* Work task
Exactness is required. Restate every entry as written.

* Supplied material
========
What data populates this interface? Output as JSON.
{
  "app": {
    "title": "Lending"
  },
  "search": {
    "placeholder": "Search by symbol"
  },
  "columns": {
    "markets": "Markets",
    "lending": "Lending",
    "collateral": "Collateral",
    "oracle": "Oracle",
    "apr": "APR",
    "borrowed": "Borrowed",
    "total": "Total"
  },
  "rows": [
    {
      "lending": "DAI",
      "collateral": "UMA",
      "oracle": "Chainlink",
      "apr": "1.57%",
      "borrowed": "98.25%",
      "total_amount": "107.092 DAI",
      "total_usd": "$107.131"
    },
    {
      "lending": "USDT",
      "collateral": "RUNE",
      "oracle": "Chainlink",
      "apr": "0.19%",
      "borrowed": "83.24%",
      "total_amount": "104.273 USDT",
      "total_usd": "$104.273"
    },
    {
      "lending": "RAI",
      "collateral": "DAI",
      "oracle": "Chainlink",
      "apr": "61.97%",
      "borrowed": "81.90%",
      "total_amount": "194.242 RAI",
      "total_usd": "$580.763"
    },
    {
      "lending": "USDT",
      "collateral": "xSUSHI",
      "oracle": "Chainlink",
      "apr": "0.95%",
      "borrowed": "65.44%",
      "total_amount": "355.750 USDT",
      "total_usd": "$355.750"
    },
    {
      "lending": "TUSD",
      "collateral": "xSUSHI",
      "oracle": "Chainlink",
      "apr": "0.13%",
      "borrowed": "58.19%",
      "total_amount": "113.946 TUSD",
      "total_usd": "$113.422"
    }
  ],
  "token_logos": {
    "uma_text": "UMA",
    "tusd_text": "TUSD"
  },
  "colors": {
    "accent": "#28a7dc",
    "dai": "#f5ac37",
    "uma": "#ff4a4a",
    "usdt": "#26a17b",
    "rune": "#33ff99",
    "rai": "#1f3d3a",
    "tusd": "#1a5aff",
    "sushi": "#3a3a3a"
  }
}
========
* Task output
What data populates this interface? Output as JSON.
{
  "app": {
    "title": "Lending"
  },
  "search": {
    "placeholder": "Search by symbol"
  },
  "columns": {
    "markets": "Markets",
    "lending": "Lending",
    "collateral": "Collateral",
    "oracle": "Oracle",
    "apr": "APR",
    "borrowed": "Borrowed",
    "total": "Total"
  },
  "rows": [
    {
      "lending": "DAI",
      "collateral": "UMA",
      "oracle": "Chainlink",
      "apr": "1.57%",
      "borrowed": "98.25%",
      "total_amount": "107.092 DAI",
      "total_usd": "$107.131"
    },
    {
      "lending": "USDT",
      "collateral": "RUNE",
      "oracle": "Chainlink",
      "apr": "0.19%",
      "borrowed": "83.24%",
      "total_amount": "104.273 USDT",
      "total_usd": "$104.273"
    },
    {
      "lending": "RAI",
      "collateral": "DAI",
      "oracle": "Chainlink",
      "apr": "61.97%",
      "borrowed": "81.90%",
      "total_amount": "194.242 RAI",
      "total_usd": "$580.763"
    },
    {
      "lending": "USDT",
      "collateral": "xSUSHI",
      "oracle": "Chainlink",
      "apr": "0.95%",
      "borrowed": "65.44%",
      "total_amount": "355.750 USDT",
      "total_usd": "$355.750"
    },
    {
      "lending": "TUSD",
      "collateral": "xSUSHI",
      "oracle": "Chainlink",
      "apr": "0.13%",
      "borrowed": "58.19%",
      "total_amount": "113.946 TUSD",
      "total_usd": "$113.422"
    }
  ],
  "token_logos": {
    "uma_text": "UMA",
    "tusd_text": "TUSD"
  },
  "colors": {
    "accent": "#28a7dc",
    "dai": "#f5ac37",
    "uma": "#ff4a4a",
    "usdt": "#26a17b",
    "rune": "#33ff99",
    "rai": "#1f3d3a",
    "tusd": "#1a5aff",
    "sushi": "#3a3a3a"
  }
}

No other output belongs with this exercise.